By Jordie Hannum, Executive Director of the Better World Campaign
Over the past few days, you may have heard about major summits taking place at this year’s UN General Assembly. I want to take a moment to discuss one from last year’s assembly. Namely, the historic Leaders’ Summit on Peacekeeping, convened by U.S. President Barack Obama and held at UN Headquarters.
At the summit, leaders of more than 50 countries gathered to pledge new commitments to strengthen UN Peacekeeping capabilities. The meeting was incredibly consequential as peacekeeping comprises the largest deployed military force in the world – 125,000 personnel in 16 operations spanning four continents – and peacekeepers are being asked to engage in more dangerous and volatile situations than ever before.
The commitments made at last September’s summit were critical to the efficacy of peacekeeping missions, but just a first step. As a result of the meeting, more than 40,000 troops and police, as well as helicopters, military engineering companies, and field hospitals were pledged to boost the capacity of peacekeeping missions. It is now just as important, however, to make sure the pledges materialize and that effective peacekeeping remains a priority for the international community.
As part of this process, last week, leaders from over 70 countries gathered in London for a UN Peacekeeping Defense Ministerial. Defense Secretary Ashton Carter spoke at the event – the first-ever dedicated speech on UN Peacekeeping by a U.S. Secretary of Defense – and highlighted the integral part UN Peacekeeping plays in international security. He said:
“We believe in the importance of UN Peacekeeping and the value of peace operations. We do so for humanitarian reasons, but also because, as defense officials, we appreciate that it is more efficient and effective to prevent the development of serious dangers, rather than confronting them later on.”
Secretary Carter went on to say: “It’s imperative that all our nations and militaries contribute more to these operations, and that we improve how we conduct them.”
The Secretary then provided a progress report on the Defense Department’s actions to make good on President Obama’s commitments from last year including, among other things, increasing the number of American military officers, training troop contributing countries to counter improvised explosive devices, and enhancing engineering and communications support.
Secretary Carter and other assembled defense leaders also pointed out the need for critical reforms. They rightly put the focus on three things: 1. selecting qualified leaders of peace missions and empowering them to more effectively manage their forces in complex and dangerous environments; 2. ensuring the leaders of peace operations and their forces are rigorously assessed against clear standards for their performance, equipment, and conduct and that underperforming units be sent home and replaced by someone more committed to the task; and 3. ensuring peacekeepers are better trained, equipped, enabled, and motivated to succeed.
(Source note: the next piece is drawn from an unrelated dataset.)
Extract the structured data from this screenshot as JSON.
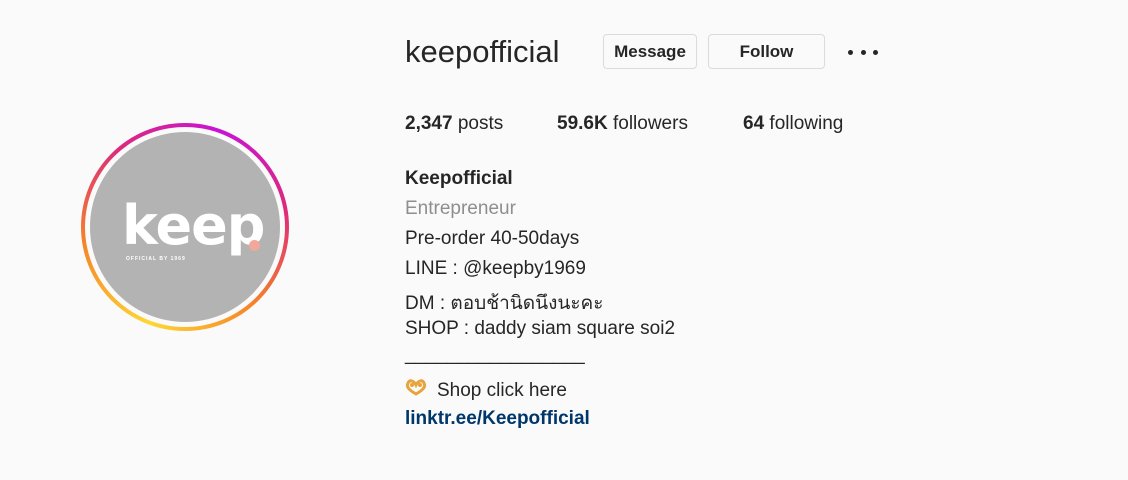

All of these reforms will continue to be discussed next week during the UN General Assembly (and for that matter, in the halls of Congress, where Peter Yeo, Better World Campaign President and UN Foundation Vice President for Public Policy and Advocacy, will be testifying on peacekeeper effectiveness within the UN Mission in South Sudan next week).
As the United States elects a new President this fall and the UN selects a new Secretary-General, it’s more important than ever that we continue to engage and support peacekeeping missions and ensure they’re well equipped to succeed.
To get more involved, visit the Better World Campaign’s website to learn how you can relay your support for peacekeeping to your Member of Congress.
[Photo: UN Photo]